Do not blame auditors alone for frauds: PwC

Davos: Asserting that good corporate governance is a collective responsibility, global consulting and auditing giant PwC has said auditors alone should not be blamed for corporate frauds. Two partners of PwC`s Indian member firm PriceWaterhouse have been accused of negligence in detecting the multi-million dollar accounting fraud at Satyam that was confessed by founder-chairman B Ramalinga Raju in January 2008. Ever since, auditors` role has come under greater public scrutiny.

"The corporate governance should not be confused with only the failure at auditor`s end," PricewaterhouseCoopers India Chairman Deepak Kapoor told PTI here at the sidelines of the World Economic Forum (WEF) annual meeting. He said there are at least four pillars to the story of corporate governance. "First, there is management and the promoters, there are independent directors, then there are internal auditors and then come the outside auditors.
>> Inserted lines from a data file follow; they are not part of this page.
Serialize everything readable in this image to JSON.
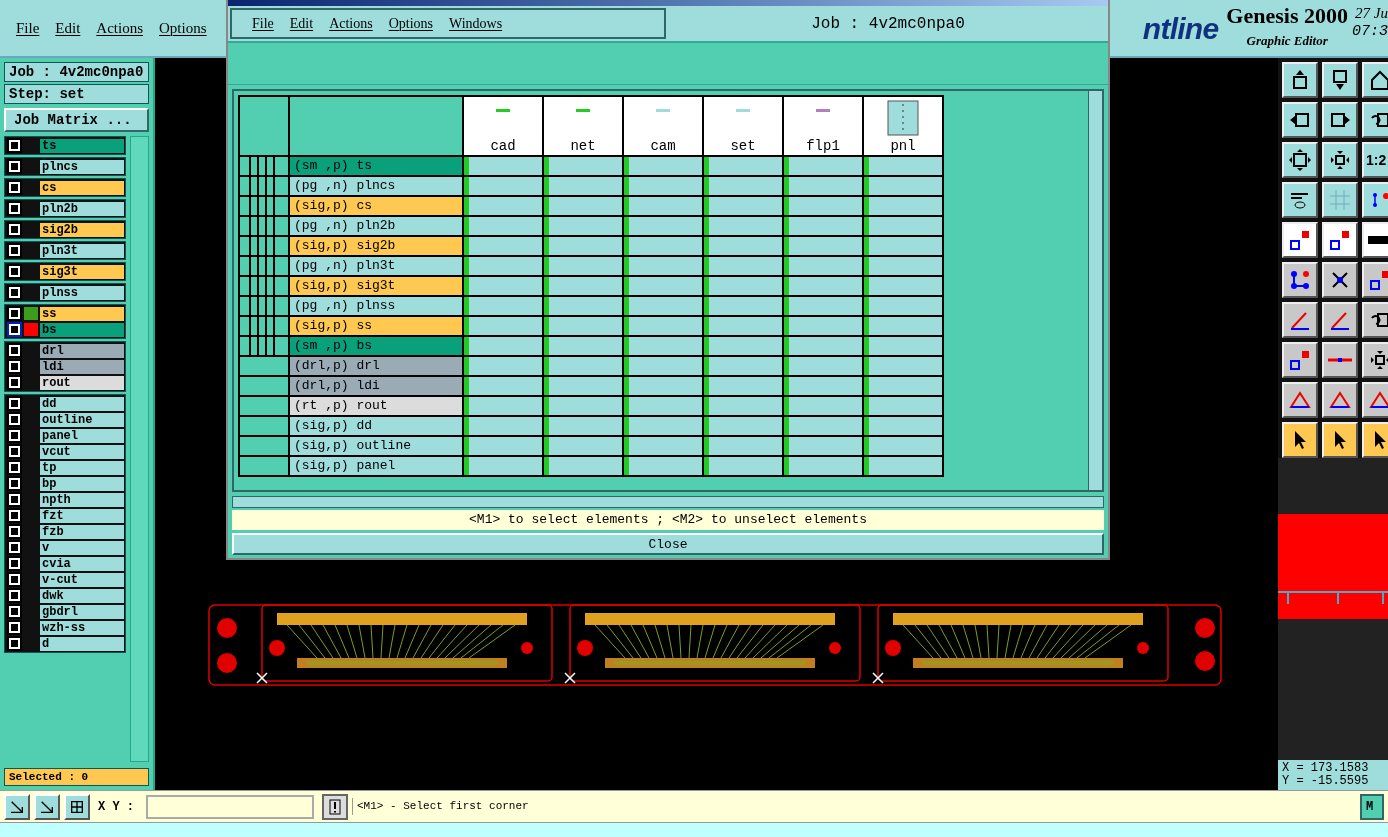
{
  "menu": [
    "File",
    "Edit",
    "Actions",
    "Options"
  ],
  "header": {
    "logo": "ntline",
    "product": "Genesis 2000",
    "subtitle": "Graphic Editor",
    "date": "27 Ju",
    "time": "07:3"
  },
  "left_panel": {
    "job": "Job : 4v2mc0npa0",
    "step": "Step: set",
    "matrix_button": "Job Matrix ...",
    "selected": "Selected : 0",
    "groups": [
      [
        {
          "name": "ts",
          "color": "#0aa07c",
          "work": false
        }
      ],
      [
        {
          "name": "plncs",
          "color": "#9fdcdc",
          "work": false
        }
      ],
      [
        {
          "name": "cs",
          "color": "#ffc850",
          "work": false
        }
      ],
      [
        {
          "name": "pln2b",
          "color": "#9fdcdc",
          "work": false
        }
      ],
      [
        {
          "name": "sig2b",
          "color": "#ffc850",
          "work": false
        }
      ],
      [
        {
          "name": "pln3t",
          "color": "#9fdcdc",
          "work": false
        }
      ],
      [
        {
          "name": "sig3t",
          "color": "#ffc850",
          "work": false
        }
      ],
      [
        {
          "name": "plnss",
          "color": "#9fdcdc",
          "work": false
        }
      ],
      [
        {
          "name": "ss",
          "color": "#ffc850",
          "work": false,
          "swatch": {
            "color": "#3c9c1c"
          }
        },
        {
          "name": "bs",
          "color": "#0aa07c",
          "work": true,
          "swatch": {
            "color": "#ff0000"
          }
        }
      ],
      [
        {
          "name": "drl",
          "color": "#9aabb5",
          "work": false
        },
        {
          "name": "ldi",
          "color": "#9aabb5",
          "work": false
        },
        {
          "name": "rout",
          "color": "#dcdcdc",
          "work": false
        }
      ],
      [
        {
          "name": "dd",
          "color": "#9fdcdc",
          "work": false
        },
        {
          "name": "outline",
          "color": "#9fdcdc",
          "work": false
        },
        {
          "name": "panel",
          "color": "#9fdcdc",
          "work": false
        },
        {
          "name": "vcut",
          "color": "#9fdcdc",
          "work": false
        },
        {
          "name": "tp",
          "color": "#9fdcdc",
          "work": false
        },
        {
          "name": "bp",
          "color": "#9fdcdc",
          "work": false
        },
        {
          "name": "npth",
          "color": "#9fdcdc",
          "work": false
        },
        {
          "name": "fzt",
          "color": "#9fdcdc",
          "work": false
        },
        {
          "name": "fzb",
          "color": "#9fdcdc",
          "work": false
        },
        {
          "name": "v",
          "color": "#9fdcdc",
          "work": false
        },
        {
          "name": "cvia",
          "color": "#9fdcdc",
          "work": false
        },
        {
          "name": "v-cut",
          "color": "#9fdcdc",
          "work": false
        },
        {
          "name": "dwk",
          "color": "#9fdcdc",
          "work": false
        },
        {
          "name": "gbdrl",
          "color": "#9fdcdc",
          "work": false
        },
        {
          "name": "wzh-ss",
          "color": "#9fdcdc",
          "work": false
        },
        {
          "name": "d",
          "color": "#9fdcdc",
          "work": false
        }
      ]
    ]
  },
  "popup": {
    "menu": [
      "File",
      "Edit",
      "Actions",
      "Options",
      "Windows"
    ],
    "job": "Job : 4v2mc0npa0",
    "steps": [
      {
        "name": "cad",
        "kind": "line",
        "color": "#22cc22"
      },
      {
        "name": "net",
        "kind": "line",
        "color": "#22cc22"
      },
      {
        "name": "cam",
        "kind": "line",
        "color": "#9fdcdc"
      },
      {
        "name": "set",
        "kind": "line",
        "color": "#9fdcdc"
      },
      {
        "name": "flp1",
        "kind": "line",
        "color": "#b080c0"
      },
      {
        "name": "pnl",
        "kind": "panel"
      }
    ],
    "layers": [
      {
        "label": "(sm ,p) ts",
        "color": "#0aa07c",
        "board": true
      },
      {
        "label": "(pg ,n) plncs",
        "color": "#9fdcdc",
        "board": true
      },
      {
        "label": "(sig,p) cs",
        "color": "#ffc850",
        "board": true
      },
      {
        "label": "(pg ,n) pln2b",
        "color": "#9fdcdc",
        "board": true
      },
      {
        "label": "(sig,p) sig2b",
        "color": "#ffc850",
        "board": true
      },
      {
        "label": "(pg ,n) pln3t",
        "color": "#9fdcdc",
        "board": true
      },
      {
        "label": "(sig,p) sig3t",
        "color": "#ffc850",
        "board": true
      },
      {
        "label": "(pg ,n) plnss",
        "color": "#9fdcdc",
        "board": true
      },
      {
        "label": "(sig,p) ss",
        "color": "#ffc850",
        "board": true
      },
      {
        "label": "(sm ,p) bs",
        "color": "#0aa07c",
        "board": true
      },
      {
        "label": "(drl,p) drl",
        "color": "#9aabb5",
        "board": false
      },
      {
        "label": "(drl,p) ldi",
        "color": "#9aabb5",
        "board": false
      },
      {
        "label": "(rt ,p) rout",
        "color": "#dcdcdc",
        "board": false
      },
      {
        "label": "(sig,p) dd",
        "color": "#9fdcdc",
        "board": false
      },
      {
        "label": "(sig,p) outline",
        "color": "#9fdcdc",
        "board": false
      },
      {
        "label": "(sig,p) panel",
        "color": "#9fdcdc",
        "board": false
      }
    ],
    "hint": "<M1> to select elements ; <M2> to unselect elements",
    "close": "Close"
  },
  "toolbar": {
    "scale_label": "1:2"
  },
  "coords": {
    "x": "X = 173.1583",
    "y": "Y = -15.5595"
  },
  "status_bar": {
    "xy_label": "X Y :",
    "prompt": "<M1> - Select first corner",
    "units": "M"
  }
}
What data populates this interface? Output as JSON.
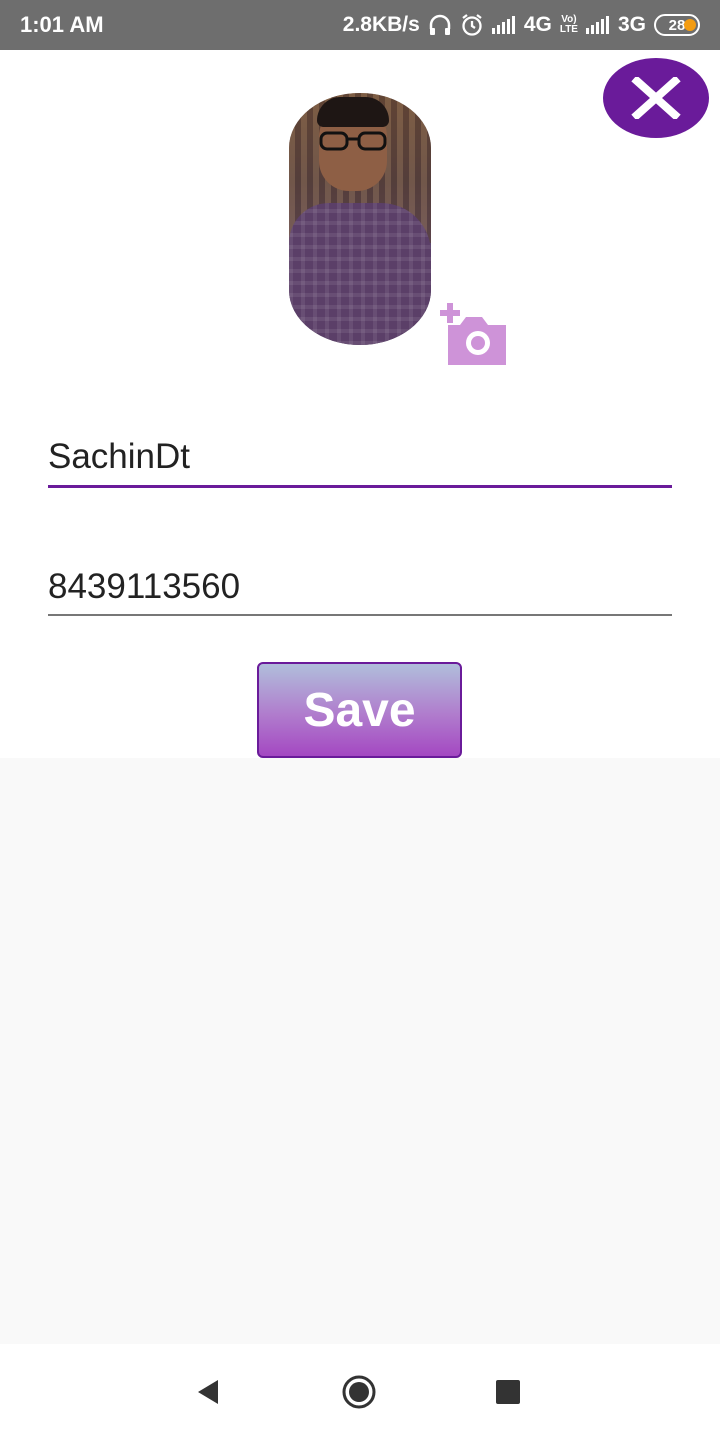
{
  "status_bar": {
    "time": "1:01 AM",
    "net_speed": "2.8KB/s",
    "network_1": "4G",
    "volte_top": "Vo)",
    "volte_bottom": "LTE",
    "network_2": "3G",
    "battery": "28",
    "icons": [
      "headset-icon",
      "alarm-icon",
      "signal-icon",
      "signal-icon"
    ]
  },
  "profile": {
    "name_value": "SachinDt",
    "phone_value": "8439113560",
    "save_label": "Save"
  },
  "colors": {
    "accent": "#6a1b9a",
    "camera": "#ce93d8",
    "status_bar": "#6e6e6e"
  }
}
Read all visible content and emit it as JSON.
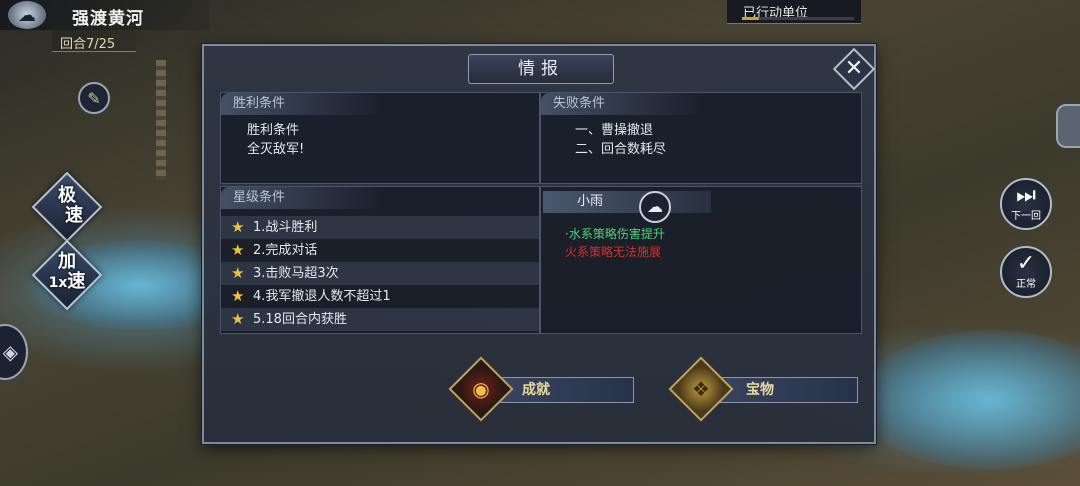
{
  "hud": {
    "stage_title": "强渡黄河",
    "round_label": "回合7/25",
    "weather_icon": "cloud-rain-icon",
    "acted_units_label": "已行动单位",
    "acted_units_progress": 0.15,
    "speed_extreme": [
      "极",
      "速"
    ],
    "speed_accel": [
      "加",
      "速"
    ],
    "speed_multiplier": "1x",
    "next_round_label": "下一回",
    "normal_label": "正常"
  },
  "dialog": {
    "title": "情报",
    "victory": {
      "header": "胜利条件",
      "lines": [
        "胜利条件",
        "全灭敌军!"
      ]
    },
    "defeat": {
      "header": "失败条件",
      "lines": [
        "一、曹操撤退",
        "二、回合数耗尽"
      ]
    },
    "stars": {
      "header": "星级条件",
      "items": [
        "1.战斗胜利",
        "2.完成对话",
        "3.击败马超3次",
        "4.我军撤退人数不超过1",
        "5.18回合内获胜"
      ]
    },
    "weather": {
      "name": "小雨",
      "effect_good": "·水系策略伤害提升",
      "effect_bad": "火系策略无法施展"
    },
    "buttons": {
      "achievement": "成就",
      "treasure": "宝物"
    }
  },
  "colors": {
    "star": "#f0c23c",
    "effect_good": "#4fd07a",
    "effect_bad": "#d8302a",
    "button_text": "#ecd9a0"
  }
}
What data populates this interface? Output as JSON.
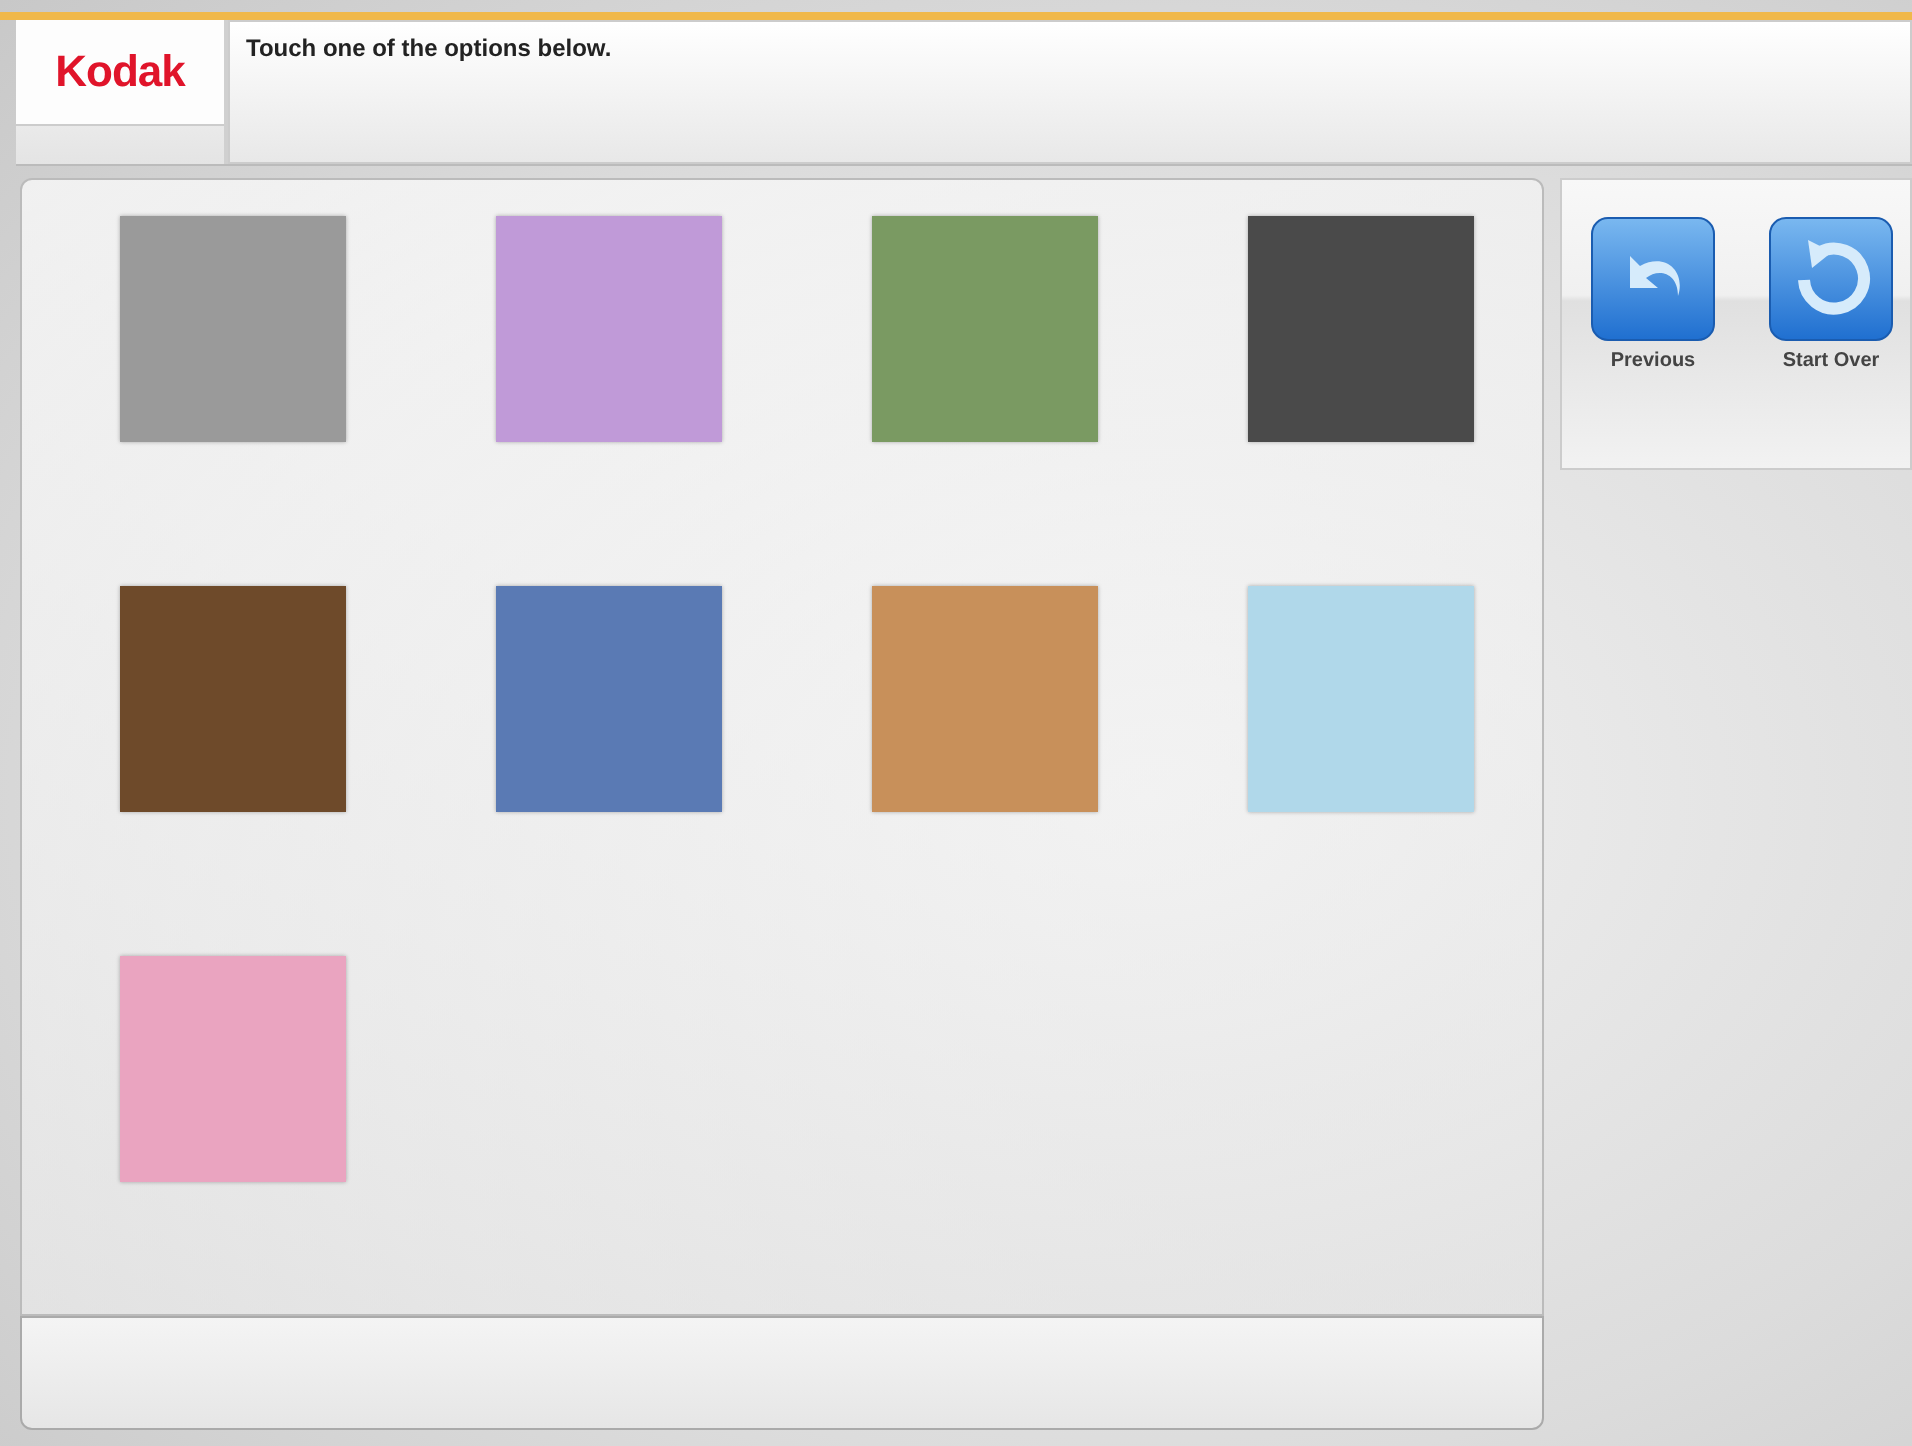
{
  "header": {
    "logo": "Kodak",
    "message": "Touch one of the options below."
  },
  "swatches": [
    {
      "color": "#9a9a9a"
    },
    {
      "color": "#c09ad8"
    },
    {
      "color": "#7a9a62"
    },
    {
      "color": "#4a4a4a"
    },
    {
      "color": "#6e4a2a"
    },
    {
      "color": "#5a7ab4"
    },
    {
      "color": "#c8905a"
    },
    {
      "color": "#b0d8ea"
    },
    {
      "color": "#eaa4c0"
    }
  ],
  "nav_buttons": [
    {
      "kind": "previous",
      "label": "Previous"
    },
    {
      "kind": "start_over",
      "label": "Start Over"
    }
  ]
}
"The management would have to first follow good corporate practices, then independent directors would have to be independent in the essence and it needs to be made sure that internal auditors do not report to the management or promoters, but to an audit committee," he said. Kapoor said it was more about the ethics and value system that a company or a corporate group maintains.

Satyam Computer Services, now Mahindra Satyam, has filed a suit in a Hyderabad court against its former Board of Directors, certain employees and the company`s audit firm PwC seeking damages for allegedly perpetrating fraud. Mahindra Satyam Chairman Vineet Nayyar, who was also here at the forum, said it is high time for the former auditors, management and owners to pay up for their past misdeeds.

PwC too has filed a suit against former chairman of Satyam B Ramalinga Raju and others claiming damages of Rs 100 crore for "deliberately" concealing key information that led to the accounting fraud.